- Try to be specific and offer some data. For example, if you can find that the largest supplier for the industry represents for a large % of all supplies, it will be good to include them in your analysis saying that the bargaining power of supplier is very high because of this
- And one very very important tip. Every lecturer is different with what he/she is looking for in Porter’s Five Forces. So do ask your lecturer what he/she is looking for and check with them whether what you have done is good enough.
5. Bargaining Power of Suppliers Examples
Here are some examples of highly graded Bargaining Power of Suppliers that you can reference to. The following two examples are for convenience store industry in the United Kingdom.
If your assignment has allocated a huge percentage (and therefore a huge amount of words) for Porter’s Five Forces, this is where you can write a slightly longer and detailed Bargaining Power of Supplier like the one above. Notice how it included a table discussing about the relative net price? Tables like this will definitely boost your grades to the stratosphere.
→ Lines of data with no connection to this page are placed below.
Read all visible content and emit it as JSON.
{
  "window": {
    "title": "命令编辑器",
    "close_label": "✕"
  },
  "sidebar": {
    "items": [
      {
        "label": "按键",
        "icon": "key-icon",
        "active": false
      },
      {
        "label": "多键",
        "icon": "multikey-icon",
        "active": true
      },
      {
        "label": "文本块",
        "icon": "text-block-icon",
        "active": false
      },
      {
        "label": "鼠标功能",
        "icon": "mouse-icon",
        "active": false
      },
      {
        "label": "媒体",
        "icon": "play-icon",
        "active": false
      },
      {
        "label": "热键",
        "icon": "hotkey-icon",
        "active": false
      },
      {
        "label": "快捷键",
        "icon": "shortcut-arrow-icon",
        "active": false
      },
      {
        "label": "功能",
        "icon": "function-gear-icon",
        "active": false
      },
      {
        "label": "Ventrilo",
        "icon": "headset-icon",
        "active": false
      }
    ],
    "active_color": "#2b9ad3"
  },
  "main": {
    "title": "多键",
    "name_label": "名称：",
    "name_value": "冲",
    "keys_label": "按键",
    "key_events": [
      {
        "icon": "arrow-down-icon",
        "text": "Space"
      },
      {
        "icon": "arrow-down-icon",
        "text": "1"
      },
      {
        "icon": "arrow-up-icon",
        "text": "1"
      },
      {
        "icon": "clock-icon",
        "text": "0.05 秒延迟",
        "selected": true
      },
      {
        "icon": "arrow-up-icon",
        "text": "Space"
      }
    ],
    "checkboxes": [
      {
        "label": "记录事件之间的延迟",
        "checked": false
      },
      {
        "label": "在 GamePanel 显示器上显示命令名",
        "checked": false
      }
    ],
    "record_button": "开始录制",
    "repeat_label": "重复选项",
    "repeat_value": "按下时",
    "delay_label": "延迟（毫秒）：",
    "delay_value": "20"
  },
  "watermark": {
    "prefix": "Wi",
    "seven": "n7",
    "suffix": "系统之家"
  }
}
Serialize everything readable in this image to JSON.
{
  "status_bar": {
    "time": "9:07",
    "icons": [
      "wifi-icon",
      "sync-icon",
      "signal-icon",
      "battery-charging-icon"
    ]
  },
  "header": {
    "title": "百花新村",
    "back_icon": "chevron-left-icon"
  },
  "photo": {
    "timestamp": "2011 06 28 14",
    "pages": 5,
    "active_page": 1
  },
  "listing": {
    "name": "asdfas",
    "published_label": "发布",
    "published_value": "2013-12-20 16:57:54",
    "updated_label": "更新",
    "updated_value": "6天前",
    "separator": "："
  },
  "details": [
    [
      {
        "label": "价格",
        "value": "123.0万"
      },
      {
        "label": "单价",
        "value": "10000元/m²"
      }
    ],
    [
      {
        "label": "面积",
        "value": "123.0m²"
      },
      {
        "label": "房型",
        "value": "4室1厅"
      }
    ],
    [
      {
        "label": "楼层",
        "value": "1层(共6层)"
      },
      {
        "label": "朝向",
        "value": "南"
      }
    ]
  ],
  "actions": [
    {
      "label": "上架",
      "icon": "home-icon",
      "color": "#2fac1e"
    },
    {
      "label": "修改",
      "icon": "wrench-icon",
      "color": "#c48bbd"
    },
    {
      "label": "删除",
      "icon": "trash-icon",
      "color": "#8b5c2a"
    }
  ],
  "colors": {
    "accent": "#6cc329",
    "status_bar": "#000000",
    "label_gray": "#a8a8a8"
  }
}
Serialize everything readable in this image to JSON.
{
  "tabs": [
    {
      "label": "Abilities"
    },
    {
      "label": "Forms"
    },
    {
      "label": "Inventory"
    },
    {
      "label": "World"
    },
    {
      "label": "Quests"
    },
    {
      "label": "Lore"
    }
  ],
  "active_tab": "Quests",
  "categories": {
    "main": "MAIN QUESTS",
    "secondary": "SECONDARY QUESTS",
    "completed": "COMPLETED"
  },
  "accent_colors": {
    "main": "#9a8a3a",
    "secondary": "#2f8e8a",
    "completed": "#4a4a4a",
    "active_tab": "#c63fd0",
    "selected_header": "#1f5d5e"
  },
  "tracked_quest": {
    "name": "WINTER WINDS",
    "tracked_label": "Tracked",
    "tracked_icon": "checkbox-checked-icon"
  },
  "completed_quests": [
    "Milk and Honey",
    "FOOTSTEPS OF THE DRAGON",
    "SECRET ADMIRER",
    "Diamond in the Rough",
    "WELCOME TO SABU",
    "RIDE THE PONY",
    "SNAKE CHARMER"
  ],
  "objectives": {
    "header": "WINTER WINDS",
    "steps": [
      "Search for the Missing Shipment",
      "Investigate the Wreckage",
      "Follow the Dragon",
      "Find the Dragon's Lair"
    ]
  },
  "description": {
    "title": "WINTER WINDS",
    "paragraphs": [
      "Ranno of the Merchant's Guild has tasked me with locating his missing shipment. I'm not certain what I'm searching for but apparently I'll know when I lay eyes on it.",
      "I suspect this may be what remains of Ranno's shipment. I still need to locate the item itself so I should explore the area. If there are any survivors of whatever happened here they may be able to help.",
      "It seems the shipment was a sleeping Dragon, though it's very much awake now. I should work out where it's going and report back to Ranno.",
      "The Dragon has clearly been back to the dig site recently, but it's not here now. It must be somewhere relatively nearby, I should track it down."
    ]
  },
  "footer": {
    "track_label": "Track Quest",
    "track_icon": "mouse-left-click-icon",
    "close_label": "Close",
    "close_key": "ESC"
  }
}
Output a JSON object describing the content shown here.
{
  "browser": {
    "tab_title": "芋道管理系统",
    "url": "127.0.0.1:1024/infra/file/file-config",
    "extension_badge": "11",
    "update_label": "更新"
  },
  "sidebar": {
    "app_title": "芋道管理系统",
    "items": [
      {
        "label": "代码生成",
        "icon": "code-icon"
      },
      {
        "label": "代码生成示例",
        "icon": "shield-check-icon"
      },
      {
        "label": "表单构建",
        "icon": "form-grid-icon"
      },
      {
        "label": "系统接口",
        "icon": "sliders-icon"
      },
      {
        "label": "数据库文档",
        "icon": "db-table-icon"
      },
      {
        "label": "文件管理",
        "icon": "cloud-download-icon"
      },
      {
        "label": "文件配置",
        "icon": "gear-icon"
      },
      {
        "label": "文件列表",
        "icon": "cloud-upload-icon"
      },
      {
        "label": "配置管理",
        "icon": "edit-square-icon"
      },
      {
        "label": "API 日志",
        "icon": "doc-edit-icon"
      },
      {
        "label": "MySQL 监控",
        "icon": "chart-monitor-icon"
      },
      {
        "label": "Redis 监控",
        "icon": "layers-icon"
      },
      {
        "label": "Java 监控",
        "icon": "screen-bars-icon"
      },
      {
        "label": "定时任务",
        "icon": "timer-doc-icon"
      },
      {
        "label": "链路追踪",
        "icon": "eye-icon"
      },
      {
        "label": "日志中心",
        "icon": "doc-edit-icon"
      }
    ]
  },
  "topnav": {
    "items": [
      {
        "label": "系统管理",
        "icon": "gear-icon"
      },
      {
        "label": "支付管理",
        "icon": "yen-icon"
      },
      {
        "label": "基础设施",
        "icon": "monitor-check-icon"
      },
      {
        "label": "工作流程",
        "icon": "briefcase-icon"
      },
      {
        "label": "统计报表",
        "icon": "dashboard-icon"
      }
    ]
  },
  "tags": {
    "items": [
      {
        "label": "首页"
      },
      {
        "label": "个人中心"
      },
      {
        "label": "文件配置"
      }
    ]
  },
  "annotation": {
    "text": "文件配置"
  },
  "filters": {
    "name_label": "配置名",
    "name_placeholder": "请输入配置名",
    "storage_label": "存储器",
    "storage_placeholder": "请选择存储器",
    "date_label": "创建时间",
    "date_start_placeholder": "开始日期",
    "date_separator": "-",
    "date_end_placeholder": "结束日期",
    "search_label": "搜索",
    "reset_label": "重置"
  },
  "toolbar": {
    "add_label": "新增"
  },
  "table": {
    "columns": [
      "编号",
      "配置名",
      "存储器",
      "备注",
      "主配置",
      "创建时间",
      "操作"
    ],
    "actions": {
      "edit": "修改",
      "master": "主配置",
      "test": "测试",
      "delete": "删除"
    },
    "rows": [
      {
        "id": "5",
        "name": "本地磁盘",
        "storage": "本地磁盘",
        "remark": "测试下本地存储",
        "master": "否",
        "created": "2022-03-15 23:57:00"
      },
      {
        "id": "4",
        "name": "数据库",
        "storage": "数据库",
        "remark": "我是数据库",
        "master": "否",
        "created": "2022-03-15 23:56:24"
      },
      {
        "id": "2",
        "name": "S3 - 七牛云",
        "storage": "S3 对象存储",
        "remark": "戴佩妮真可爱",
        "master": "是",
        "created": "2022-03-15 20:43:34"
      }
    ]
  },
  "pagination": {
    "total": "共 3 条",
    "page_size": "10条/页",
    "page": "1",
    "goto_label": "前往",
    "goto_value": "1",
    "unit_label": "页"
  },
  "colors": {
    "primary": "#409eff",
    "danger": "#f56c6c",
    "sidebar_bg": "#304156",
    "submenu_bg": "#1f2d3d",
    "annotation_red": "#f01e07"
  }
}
This example above while slightly shorter, is still considered long by the usual standard. Notice here that the writer took a different approach and talks about individual retailers like Tesco and Sainsbury. While this is usually not encouraged, in this case, because of the dominanace of Tesco and Sainsbury in the UK market, it is acceptable to talk about them.
So there you go, our ultimate guide to bargaining power of suppliers. This is part of our Porter’s Five Forces series and if well received, we will add on other forces as well!